Most of them are cowards, crushed out easily any time you hold a mirror to their faces, exposing them for what they really are under their puffed chests and furrowed brows. I had something to tell him.
Only fearless communication can crush a bully and end abuse.
Bullies, child molesters, and domestic abusers have one thing in common. They hate open and honest communication. It makes them powerless, especially because they draw their strength from secrets.
They, people allegedly like Arthur "Jerry" Sandusky from the Penn State scandal, count on any victims and occasional witnesses to cover up the destruction in a shroud of silence, leaving their misdeeds to be shared with the unfortunate few who empower them out of fear, ignorance, or lack of character.
I'm not the only one who knows it too. Half a world away in Australia, Kristin Brumm is organizing a global online event to bring awareness to domestic violence.

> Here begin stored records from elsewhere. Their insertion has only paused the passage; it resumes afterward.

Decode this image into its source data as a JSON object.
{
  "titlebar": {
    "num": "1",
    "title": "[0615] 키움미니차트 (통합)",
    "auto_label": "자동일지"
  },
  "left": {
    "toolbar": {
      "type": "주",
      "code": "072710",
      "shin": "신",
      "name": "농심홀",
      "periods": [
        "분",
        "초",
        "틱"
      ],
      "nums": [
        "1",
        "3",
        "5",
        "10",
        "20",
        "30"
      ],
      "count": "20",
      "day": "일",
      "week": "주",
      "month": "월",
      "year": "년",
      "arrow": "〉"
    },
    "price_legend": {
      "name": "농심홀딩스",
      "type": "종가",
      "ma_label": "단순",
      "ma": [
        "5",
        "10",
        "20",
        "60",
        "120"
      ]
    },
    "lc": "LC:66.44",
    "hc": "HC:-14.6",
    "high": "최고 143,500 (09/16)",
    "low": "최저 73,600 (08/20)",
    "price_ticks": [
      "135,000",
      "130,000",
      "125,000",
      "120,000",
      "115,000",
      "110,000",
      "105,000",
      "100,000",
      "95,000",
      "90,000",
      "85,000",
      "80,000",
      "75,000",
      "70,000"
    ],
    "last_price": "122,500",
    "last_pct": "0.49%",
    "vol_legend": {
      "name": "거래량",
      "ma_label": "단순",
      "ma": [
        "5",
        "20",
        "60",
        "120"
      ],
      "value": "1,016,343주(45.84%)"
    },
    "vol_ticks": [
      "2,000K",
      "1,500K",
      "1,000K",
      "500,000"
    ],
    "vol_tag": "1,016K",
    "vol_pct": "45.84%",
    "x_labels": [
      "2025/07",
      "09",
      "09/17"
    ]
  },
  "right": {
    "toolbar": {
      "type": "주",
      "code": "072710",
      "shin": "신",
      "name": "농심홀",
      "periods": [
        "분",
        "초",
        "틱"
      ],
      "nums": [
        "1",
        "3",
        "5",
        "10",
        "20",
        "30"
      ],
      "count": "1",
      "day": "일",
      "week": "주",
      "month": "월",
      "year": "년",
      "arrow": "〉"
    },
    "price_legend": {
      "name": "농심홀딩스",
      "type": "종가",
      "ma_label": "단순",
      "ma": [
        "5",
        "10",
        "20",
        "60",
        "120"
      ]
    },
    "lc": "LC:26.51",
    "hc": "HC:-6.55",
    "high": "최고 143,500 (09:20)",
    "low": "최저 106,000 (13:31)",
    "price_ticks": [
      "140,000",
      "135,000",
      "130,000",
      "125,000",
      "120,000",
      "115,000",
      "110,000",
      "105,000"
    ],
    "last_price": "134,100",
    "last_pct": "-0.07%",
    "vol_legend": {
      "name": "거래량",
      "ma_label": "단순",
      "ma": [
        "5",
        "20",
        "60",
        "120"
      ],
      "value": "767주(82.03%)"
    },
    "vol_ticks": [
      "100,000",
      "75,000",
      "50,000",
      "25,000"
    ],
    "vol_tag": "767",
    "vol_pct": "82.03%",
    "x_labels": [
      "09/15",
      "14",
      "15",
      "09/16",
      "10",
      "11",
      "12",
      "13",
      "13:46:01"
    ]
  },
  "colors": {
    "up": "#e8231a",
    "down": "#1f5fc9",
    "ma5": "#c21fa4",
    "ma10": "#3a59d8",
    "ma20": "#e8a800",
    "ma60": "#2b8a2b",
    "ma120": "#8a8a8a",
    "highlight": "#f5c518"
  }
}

It's called Speak Out, named after her decision to come forward and put an end to her own abusive relationship. She was lucky.
Mike McQueary could have been. She only had herself; and frankly, she is remarkably fortunate to have found such courage even if she was unfortunate enough to find it too late and at a price too high.
Today, Brumm struggles each day to make up for her silence. She does it in a way that requires an equal measure of courage. She is helping others by asking bloggers to speak out about abuse on November 18. I'm ahead of the curve, only because I would like you to consider speaking out too.
They way I see it, the whole lot of them fall in together: teenage bullies, child molesters, and domestic abusers. All of them prey on people, trying to make themselves feel big by trying to make others feel helpless. But the truth is that none of them, whether they use physical or psychological abuse, has any more power than they are afforded. Take away their secrets and they crumble when someone calls them out.
What I told the neighborhood bully, suspending his reign.
I didn't have to say much when I went outside, commanding him and his friends to stay off my property. I told them that there wasn't going to be a fight, not because my son wasn't ready but because I wasn't going to allow it. (Given my son possesses a second degree black belt, it would have hardly been fair.)
"My son isn't afraid to fight you, but I won't allow it," I said. "But you need to know that he would whip the shit out of you if I did allow it. So you might want to move along before I change my mind."
The kid shrugged, so I pressed.
"There isn't going to be a fight today, or tomorrow. And I'll call the cops the next time I see you here," I said, as they finally turned and started to walk away. "Am I clear? Because I can't hear you."
The kid paused for a second before burping out a timid and barely audible "Yes, sir."
But then something else happened. Much like the apparent pain caused by the initial shutdown a few days before, he recoiled as he faced is own embarrassment.
"Tell your son to mind his own business next time," he spat.
"What? No, I will not," I said. "He did the right thing. So maybe what you need to do is go home, wipe your nose, and learn how to be a man, without bullying girls. Yeah, he told me what you did. You're a punk. And I'm glad he stopped you."
He shoulders sank as he sulked away. But even more telling was how his friends reacted. When I had wandered outside, they looked to be as tight as thieves. As they turned the corner, they were frayed. His friends were obviously unaware that they had turned out to support someone who bullies girls.
The bully, I'm told, gives both the girl and my son a fairly wide berth at school. We can only hope the lessons go further than protecting the pair of them. I think it will, as long as people shut bullying down.
And therein lies the lesson. As one of my friends said when I mentioned it on Facebook a few days ago: Teaching our kids to be bully proof isn't enough. We have to teach them to stand up to it. He's right. All too often, bullies will grow up to be tomorrow's domestic abusers or child predators.
There is only one remedy. Speak out. Stand up. And shut them down. Do it today.